Seeing things differently

Seeing things differently

DANCE DRAMA

Seeing things differently

El Tamimin Arabic means strong, so is the 17-year-old Aneesha Madhok, a writer, director and dancer, who recently staged a dance drama Aliza-Free at Shri Ram Centre. 

 Set in Jerusalem, the play revolves around the female protagonist Aliza, the princess whose life turns upside down when she turns blind.

“The idea behind the birth of Aliza-Free was to create awareness for visually impaired people,” says Aneesha, who wrote the script of the play at the age of 12.  

She explains the theme of her play saying, “The story is set in Israel of 1950s and aims at spreading two messages: One is of resilience — an ability to bounce back after circumstances break you and imagining oneself in  the shoes of a visually impaired person.” 

Neither a remake nor an adaptation, the play retains its originality with the stage setup and Hebrew songs. “The play has not been adapted and it is original. The concept was to create a new style altogether. It is an amalgamation of Aristotle’s philosophy and foreign theatre theory of Augusto Boal,” says Aneesha who has been reading a lot about plays since a young age. 

“The newness that I have tried to incorporate is visible in the middle part of the play, when an actor emerges into a musical sequence and exits his character. I have used a mixture of other theatre theories to give a different touch,” she says.
Choreographed by Fernando Aguilera, the director of Imperial Ballet Co, the play revolved around its motto- an eye to a voice. She was accompanied by National School of Drama (NSD) graduates in the show who relate to her thinking of helping the blind.  “Of the 37 million blind people across the globe, over 15 million live in India, making India home to the largest blind population.
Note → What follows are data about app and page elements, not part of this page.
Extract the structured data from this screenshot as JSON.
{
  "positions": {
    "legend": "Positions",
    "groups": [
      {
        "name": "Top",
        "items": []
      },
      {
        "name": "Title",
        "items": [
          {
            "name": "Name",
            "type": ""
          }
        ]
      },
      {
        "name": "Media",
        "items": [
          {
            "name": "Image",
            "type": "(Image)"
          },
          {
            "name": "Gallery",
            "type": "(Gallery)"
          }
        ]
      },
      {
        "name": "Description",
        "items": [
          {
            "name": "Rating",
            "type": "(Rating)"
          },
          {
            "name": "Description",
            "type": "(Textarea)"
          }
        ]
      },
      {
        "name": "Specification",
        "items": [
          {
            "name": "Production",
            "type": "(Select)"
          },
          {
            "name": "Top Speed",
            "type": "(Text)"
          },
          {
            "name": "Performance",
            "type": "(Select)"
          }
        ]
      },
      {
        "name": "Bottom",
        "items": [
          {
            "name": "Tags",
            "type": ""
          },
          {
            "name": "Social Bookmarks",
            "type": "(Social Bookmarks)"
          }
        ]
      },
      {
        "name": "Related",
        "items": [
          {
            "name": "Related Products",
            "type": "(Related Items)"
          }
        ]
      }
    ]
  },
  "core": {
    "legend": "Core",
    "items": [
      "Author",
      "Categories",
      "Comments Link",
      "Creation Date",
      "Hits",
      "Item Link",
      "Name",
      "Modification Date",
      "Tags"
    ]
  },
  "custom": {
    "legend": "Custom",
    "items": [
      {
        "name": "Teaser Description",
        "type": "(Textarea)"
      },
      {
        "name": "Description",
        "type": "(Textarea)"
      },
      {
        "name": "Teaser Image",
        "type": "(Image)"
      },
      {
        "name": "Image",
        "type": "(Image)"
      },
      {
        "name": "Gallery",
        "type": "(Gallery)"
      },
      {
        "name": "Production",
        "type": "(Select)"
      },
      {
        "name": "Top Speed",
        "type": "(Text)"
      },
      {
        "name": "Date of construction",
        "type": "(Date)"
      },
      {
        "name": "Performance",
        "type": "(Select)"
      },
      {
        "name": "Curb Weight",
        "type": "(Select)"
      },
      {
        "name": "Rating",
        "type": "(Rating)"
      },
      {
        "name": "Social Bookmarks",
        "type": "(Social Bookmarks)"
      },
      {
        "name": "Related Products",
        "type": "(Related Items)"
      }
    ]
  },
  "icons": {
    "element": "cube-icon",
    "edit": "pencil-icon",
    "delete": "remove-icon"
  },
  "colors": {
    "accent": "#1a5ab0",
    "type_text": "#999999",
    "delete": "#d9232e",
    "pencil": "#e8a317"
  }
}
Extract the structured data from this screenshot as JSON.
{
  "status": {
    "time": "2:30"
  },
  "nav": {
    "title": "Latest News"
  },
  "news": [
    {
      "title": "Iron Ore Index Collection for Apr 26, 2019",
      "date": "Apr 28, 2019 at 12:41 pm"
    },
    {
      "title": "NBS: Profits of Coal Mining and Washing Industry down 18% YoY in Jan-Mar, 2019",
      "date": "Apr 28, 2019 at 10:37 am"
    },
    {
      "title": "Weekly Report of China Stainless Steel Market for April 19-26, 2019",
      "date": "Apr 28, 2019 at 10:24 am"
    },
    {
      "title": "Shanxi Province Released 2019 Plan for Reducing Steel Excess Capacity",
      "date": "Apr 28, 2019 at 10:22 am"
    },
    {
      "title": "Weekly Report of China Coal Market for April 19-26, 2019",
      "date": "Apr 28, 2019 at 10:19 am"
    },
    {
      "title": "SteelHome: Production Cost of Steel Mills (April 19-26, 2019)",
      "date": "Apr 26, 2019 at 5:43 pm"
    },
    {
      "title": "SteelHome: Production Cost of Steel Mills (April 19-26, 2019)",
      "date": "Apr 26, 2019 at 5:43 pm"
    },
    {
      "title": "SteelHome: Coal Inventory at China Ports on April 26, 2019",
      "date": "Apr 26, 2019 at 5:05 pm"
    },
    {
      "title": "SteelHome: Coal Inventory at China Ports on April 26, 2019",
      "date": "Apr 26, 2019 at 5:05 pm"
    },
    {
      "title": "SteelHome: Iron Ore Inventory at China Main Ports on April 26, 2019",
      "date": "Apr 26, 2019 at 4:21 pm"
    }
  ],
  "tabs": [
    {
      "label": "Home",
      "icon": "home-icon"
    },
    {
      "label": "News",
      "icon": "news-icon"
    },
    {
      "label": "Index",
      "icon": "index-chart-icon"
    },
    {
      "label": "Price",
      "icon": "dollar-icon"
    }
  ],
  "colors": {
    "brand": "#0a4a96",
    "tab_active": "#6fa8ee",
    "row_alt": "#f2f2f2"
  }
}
This was not a charity event, rather a commitment to extend friendship to at least one visually impaired person, justifying the message of the play,” says Aneesha.  

Get a round-up of the day's top stories in your inbox

Check out all newsletters

Get a round-up of the day's top stories in your inbox